Or in an everyday term, the Humanities are to be treated like we treat our friends. Some are very close, some are less close but might grow dear, some are long-lost or distant; many you have not yet met and might never. You rely on your friends to introduce you to others. Just as it would be fantastically counterproductive to think about the underlying structures of your various friendships in any systematic way, it is fantastically counterproductive to do so with the works of the Humanities. But to do so is exactly the import of Derrida and the rest. That which makes up this Canon have an immediacy no matter when perceived. It is not a list of things decided by theorists or faddish professors. Regular people over the ages who are commited to the love of learning "decide" on what is in the Canon through the allowing of their curiousity and imagination to run wild in these works, and to find that which allows the run to be wild. There is scientific basis for this: Abigail Housen's work is aesthetic response characterizes the deepest capacity as just that: being able to treat artworks like friends, over many years and countless encounters. There is a timeless, flowing conversation going on between our greatest thinkers and artists, over the ages, over the epochs. Patient study of it reserves a seat next to this vast, mighty river, for you to swim in whenever you are ready.
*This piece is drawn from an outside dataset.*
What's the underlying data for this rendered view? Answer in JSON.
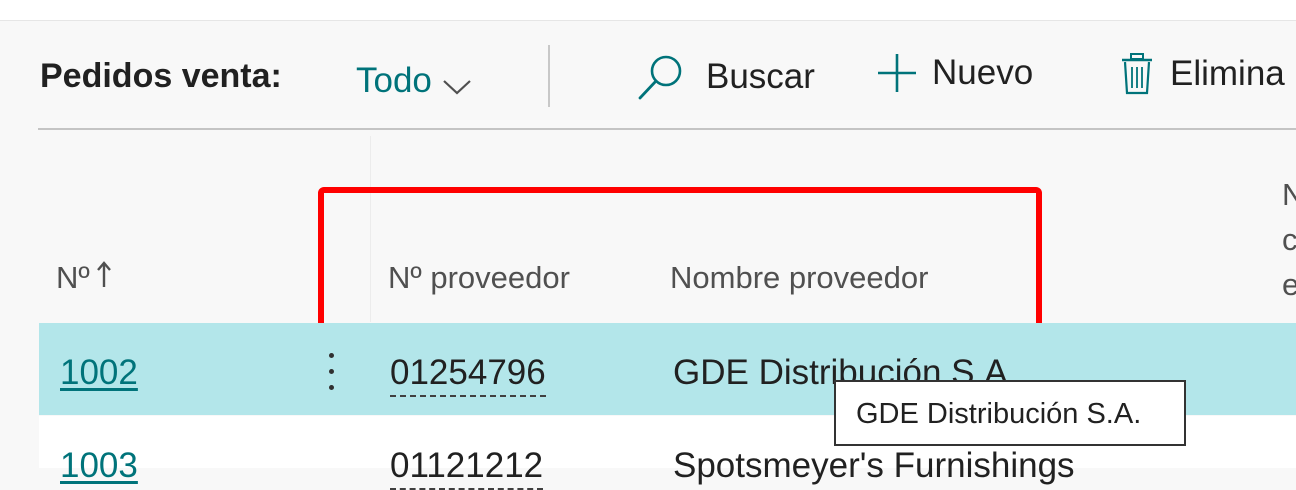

Let me end by responding to the notion that the Wilberian version of "integral" (which I hold to be a false use of integral) considers its theory as one of perspectives; and that the theory itself is one perspectives that leads to or opens up others. I honor people who hold this view, of course. But that the Wilberian regards AQAL theory as a perspective, and I regard integral as a living tradition, waiting patient for artists to tap back into, that goes back to ancient Greek and Roman thought, and has produced the greatest minds in the Western arc of history, and that is tragically masked under the counterproductive forces of "theory", probably says a lot about their aims as well as mine, in some way or another. But be those as they may, fighting in the invasion of "theory" on the Humanities is an important part of what its preservers are called to do. I am happy to fight the good fight. A living tradition that brings together the greatest cultural achievements by creative humans, and comprise the sturdy foundation of creative thought applied to any field or endeavor, whether inside or outside the Humanities, deserves no less. If John Dewey is right, and in each of the great works of art are rooted in everyday experience that emerge through several factors as a unity of profound experience, then let our own experiences as working artists swim in the integral tradition, and let our creative works respond to the waves that call forth the timeless dilemmas of human condition, no matter our technological acuity. Let us be humble to our Humanities tradition, so that our works can boldly unify old and new, as living intuition that, when properly rooted, never actually dies. And let it not be theory, but the creative works of the Humanities and especially the arts, that are truly metaphysical.

Comment Form is loading comments...